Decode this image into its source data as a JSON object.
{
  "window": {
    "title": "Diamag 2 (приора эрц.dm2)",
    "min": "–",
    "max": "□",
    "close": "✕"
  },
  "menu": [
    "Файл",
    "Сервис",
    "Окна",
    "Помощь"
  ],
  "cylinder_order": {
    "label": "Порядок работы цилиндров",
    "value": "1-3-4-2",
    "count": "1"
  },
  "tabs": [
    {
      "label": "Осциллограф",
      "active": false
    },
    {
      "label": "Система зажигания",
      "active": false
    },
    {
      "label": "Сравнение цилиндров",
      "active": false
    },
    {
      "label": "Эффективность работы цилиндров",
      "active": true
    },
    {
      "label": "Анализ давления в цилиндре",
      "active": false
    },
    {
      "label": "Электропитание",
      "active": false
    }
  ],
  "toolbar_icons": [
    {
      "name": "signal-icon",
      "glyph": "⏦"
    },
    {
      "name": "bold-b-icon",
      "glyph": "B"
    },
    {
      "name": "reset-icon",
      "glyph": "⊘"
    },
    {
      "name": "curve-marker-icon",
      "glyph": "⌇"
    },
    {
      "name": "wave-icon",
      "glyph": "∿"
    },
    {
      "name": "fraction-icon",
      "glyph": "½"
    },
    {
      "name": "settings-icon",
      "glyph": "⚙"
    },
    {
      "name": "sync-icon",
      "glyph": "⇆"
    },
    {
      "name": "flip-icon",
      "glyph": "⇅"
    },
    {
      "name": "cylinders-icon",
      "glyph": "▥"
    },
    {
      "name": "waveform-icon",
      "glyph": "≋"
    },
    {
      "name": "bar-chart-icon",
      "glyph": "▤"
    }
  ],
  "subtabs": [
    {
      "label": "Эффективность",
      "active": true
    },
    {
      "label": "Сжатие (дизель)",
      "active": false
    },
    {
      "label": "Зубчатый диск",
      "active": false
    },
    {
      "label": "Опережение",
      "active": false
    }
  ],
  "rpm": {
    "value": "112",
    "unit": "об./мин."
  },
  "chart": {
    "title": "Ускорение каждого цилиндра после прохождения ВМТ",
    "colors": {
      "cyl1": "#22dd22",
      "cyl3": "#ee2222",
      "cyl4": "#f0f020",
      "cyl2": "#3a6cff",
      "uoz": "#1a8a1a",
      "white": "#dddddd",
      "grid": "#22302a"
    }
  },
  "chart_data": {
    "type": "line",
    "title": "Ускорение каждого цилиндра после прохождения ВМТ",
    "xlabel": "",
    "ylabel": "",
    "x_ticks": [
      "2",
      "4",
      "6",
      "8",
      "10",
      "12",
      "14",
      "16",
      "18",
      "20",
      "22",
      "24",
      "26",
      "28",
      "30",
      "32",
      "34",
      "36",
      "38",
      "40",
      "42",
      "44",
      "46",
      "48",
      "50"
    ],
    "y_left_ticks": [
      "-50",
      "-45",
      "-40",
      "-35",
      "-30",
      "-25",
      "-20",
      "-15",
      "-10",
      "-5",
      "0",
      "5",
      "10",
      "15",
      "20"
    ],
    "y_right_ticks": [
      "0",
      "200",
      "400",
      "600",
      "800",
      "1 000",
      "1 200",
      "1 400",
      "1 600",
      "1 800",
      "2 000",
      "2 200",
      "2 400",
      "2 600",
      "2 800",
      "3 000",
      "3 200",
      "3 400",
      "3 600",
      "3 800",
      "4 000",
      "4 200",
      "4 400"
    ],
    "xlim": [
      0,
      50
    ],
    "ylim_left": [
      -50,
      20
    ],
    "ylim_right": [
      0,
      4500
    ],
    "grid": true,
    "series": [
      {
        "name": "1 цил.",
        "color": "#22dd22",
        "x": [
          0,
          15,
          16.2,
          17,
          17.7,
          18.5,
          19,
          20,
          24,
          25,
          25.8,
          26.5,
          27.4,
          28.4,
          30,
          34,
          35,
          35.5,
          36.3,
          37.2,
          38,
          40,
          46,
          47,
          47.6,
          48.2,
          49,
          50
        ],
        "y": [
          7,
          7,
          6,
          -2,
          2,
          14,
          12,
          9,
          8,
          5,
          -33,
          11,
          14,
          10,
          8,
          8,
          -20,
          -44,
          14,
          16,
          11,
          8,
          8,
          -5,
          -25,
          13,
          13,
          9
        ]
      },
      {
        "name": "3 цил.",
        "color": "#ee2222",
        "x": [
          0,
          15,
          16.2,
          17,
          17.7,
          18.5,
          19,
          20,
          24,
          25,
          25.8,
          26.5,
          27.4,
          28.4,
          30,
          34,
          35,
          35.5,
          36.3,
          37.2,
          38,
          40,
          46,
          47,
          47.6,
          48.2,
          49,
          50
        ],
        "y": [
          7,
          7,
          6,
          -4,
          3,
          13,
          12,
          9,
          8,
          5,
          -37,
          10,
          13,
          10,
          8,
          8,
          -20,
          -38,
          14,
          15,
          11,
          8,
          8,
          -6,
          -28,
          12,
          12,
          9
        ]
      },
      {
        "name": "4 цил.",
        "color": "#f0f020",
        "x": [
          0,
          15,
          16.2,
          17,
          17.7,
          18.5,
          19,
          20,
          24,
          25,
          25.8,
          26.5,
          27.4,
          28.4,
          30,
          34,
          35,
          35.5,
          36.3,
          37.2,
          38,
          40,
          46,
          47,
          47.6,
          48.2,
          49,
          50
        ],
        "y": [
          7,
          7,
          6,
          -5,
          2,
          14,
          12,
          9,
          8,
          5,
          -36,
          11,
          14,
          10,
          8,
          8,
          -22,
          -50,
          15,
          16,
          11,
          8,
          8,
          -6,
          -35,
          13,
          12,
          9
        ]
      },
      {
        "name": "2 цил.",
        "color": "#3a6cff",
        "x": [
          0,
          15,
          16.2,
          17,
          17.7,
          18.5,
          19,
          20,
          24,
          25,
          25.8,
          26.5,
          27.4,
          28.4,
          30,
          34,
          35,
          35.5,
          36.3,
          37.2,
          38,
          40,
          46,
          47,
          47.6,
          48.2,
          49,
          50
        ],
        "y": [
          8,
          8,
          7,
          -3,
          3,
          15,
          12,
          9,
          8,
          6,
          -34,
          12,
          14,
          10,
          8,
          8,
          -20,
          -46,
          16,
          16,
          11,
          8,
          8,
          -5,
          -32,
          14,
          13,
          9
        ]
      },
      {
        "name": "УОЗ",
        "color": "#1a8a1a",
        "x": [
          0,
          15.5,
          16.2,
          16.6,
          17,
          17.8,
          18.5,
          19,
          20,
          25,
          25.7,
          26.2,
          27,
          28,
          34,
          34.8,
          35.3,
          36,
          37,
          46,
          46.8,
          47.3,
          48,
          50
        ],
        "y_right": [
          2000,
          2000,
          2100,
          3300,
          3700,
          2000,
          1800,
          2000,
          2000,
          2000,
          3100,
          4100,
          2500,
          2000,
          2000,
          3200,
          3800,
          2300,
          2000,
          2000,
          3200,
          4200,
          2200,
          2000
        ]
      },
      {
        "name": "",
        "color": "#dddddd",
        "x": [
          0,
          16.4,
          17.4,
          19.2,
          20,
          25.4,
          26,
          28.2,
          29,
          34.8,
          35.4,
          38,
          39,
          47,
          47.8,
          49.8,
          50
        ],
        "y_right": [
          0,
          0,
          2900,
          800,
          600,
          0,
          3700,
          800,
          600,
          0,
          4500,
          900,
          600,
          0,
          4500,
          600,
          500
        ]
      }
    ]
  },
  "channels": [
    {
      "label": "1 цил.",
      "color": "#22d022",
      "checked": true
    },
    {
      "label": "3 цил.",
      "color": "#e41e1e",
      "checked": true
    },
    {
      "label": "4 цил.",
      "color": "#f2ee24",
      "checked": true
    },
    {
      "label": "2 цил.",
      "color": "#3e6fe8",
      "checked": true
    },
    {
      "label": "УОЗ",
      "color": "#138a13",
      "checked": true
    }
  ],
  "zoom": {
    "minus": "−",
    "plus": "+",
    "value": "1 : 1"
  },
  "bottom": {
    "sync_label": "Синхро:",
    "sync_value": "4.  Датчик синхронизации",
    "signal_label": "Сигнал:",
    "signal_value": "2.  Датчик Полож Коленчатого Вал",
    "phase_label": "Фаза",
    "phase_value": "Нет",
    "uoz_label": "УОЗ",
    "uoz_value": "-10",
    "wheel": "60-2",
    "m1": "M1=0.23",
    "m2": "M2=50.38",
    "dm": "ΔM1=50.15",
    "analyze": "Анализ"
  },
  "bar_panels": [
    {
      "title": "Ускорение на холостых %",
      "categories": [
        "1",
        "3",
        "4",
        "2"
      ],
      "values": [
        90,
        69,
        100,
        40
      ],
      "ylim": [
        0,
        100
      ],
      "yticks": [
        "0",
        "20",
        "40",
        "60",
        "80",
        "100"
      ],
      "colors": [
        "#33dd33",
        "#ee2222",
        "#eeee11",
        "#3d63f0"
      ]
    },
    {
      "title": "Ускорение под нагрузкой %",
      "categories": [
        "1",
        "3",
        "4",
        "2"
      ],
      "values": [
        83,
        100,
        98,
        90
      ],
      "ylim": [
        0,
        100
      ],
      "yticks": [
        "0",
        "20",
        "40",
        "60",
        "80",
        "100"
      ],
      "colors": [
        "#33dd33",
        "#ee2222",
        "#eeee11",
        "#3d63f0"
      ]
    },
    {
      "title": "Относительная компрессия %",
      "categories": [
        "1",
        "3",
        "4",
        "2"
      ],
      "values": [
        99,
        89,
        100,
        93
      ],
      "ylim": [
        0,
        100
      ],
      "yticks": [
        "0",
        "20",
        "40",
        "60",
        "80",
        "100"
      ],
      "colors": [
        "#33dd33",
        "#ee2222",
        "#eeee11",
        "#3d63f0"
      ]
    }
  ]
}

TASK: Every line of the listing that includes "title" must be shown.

RESPONSE AREA:
    "title": "Diamag 2 (приора эрц.dm2)",
    "title": "Ускорение каждого цилиндра после прохождения ВМТ",
    "title": "Ускорение каждого цилиндра после прохождения ВМТ",
      "title": "Ускорение на холостых %",
      "title": "Ускорение под нагрузкой %",
      "title": "Относительная компрессия %",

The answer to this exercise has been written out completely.